Plaintiff’s wife bringing suit to get total disability for her veteran husband. Plaintiffs lose in trial court after the court accepts Defendant’s motion for a directed verdict, which Plaintiff challenges.
A directed verdict does not violate the Seventh Amendment.
Plaintiff Galloway served in the military from 1917-1922 and claimed to have psychological problems from his time serving in France in 1918. Years later he applied for total disability but was denied. Plaintiff’s wife brought suit. At the close of evidence during trial, the district court granted Defendant United States’ motion for a directed verdict. The court of appeals affirmed and the United States Supreme Court granted certiorari.
Does a directed verdict violate the Seventh Amendment?
No, a directed verdict does not violate the Seventh Amendment. The holding below is affirmed.
Justice Justice Black with Justices Douglas and Murphy dissenting
A motion for a directed verdict should only be granted when there is no evidence of a genuine dispute of material fact. It is not the role of the court to make determinations based on credibility of witnesses as the court did here. That is for the jury to decide. There is substantial evidence that Plaintiff may actually suffer from a total and permanent mental disability and he should be allowed to present other evidence relating to his mental status at a new trial.

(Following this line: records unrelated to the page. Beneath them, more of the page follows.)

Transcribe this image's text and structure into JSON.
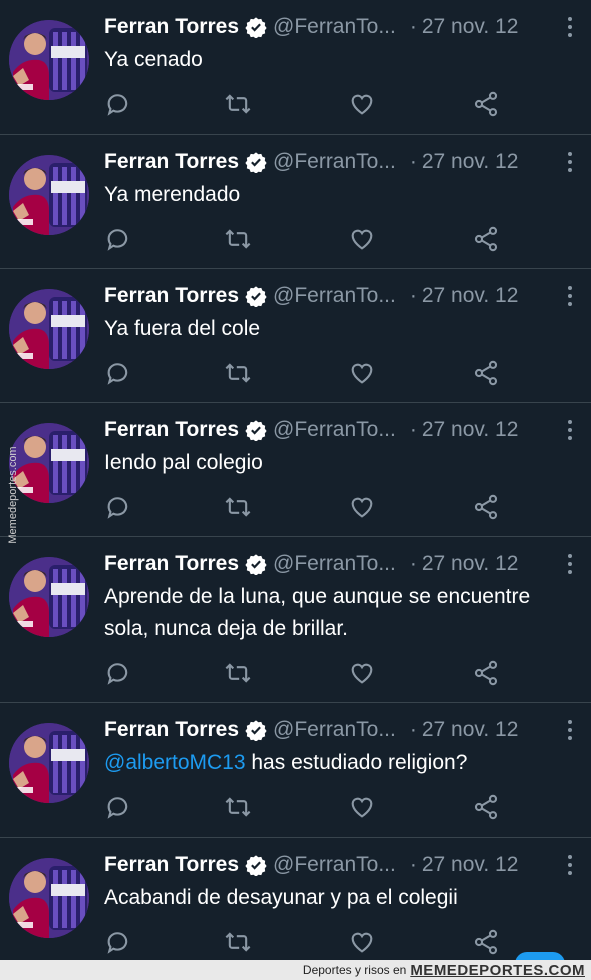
{
  "tweets": [
    {
      "name": "Ferran Torres",
      "handle": "@FerranTo...",
      "dot": "·",
      "date": "27 nov. 12",
      "text": "Ya cenado",
      "mention": ""
    },
    {
      "name": "Ferran Torres",
      "handle": "@FerranTo...",
      "dot": "·",
      "date": "27 nov. 12",
      "text": "Ya merendado",
      "mention": ""
    },
    {
      "name": "Ferran Torres",
      "handle": "@FerranTo...",
      "dot": "·",
      "date": "27 nov. 12",
      "text": "Ya fuera del cole",
      "mention": ""
    },
    {
      "name": "Ferran Torres",
      "handle": "@FerranTo...",
      "dot": "·",
      "date": "27 nov. 12",
      "text": "Iendo pal colegio",
      "mention": ""
    },
    {
      "name": "Ferran Torres",
      "handle": "@FerranTo...",
      "dot": "·",
      "date": "27 nov. 12",
      "text": "Aprende de la luna, que aunque se encuentre sola, nunca deja de brillar.",
      "mention": ""
    },
    {
      "name": "Ferran Torres",
      "handle": "@FerranTo...",
      "dot": "·",
      "date": "27 nov. 12",
      "text": " has estudiado religion?",
      "mention": "@albertoMC13"
    },
    {
      "name": "Ferran Torres",
      "handle": "@FerranTo...",
      "dot": "·",
      "date": "27 nov. 12",
      "text": "Acabandi de desayunar y pa el colegii",
      "mention": ""
    }
  ],
  "watermark": "Memedeportes.com",
  "footer": {
    "tagline": "Deportes y risos en",
    "brand": "MEMEDEPORTES.COM"
  },
  "icons": {
    "reply": "reply-icon",
    "retweet": "retweet-icon",
    "like": "heart-icon",
    "share": "share-icon",
    "more": "more-icon",
    "verified": "verified-badge-icon"
  },
  "colors": {
    "background": "#15202b",
    "secondary_text": "#8b98a5",
    "mention": "#1d9bf0",
    "divider": "#38444d"
  }
}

1. History does not support requiring all causes of action to be heard by a jury.
2. The Seventh Amendment is intended to protect a jury trial’s most fundamental elements, not to allow parties to proceed to trial.
3. Plaintiff Galloway has not met his burden of proving that he continues to experience his disability.
4. The evidence Plaintiff Galloway presented does not show that his mental disability is total and permanent.
5. The trial court was correct in granting Defendant’s motion for a directed verdict.
6. The holding below is affirmed.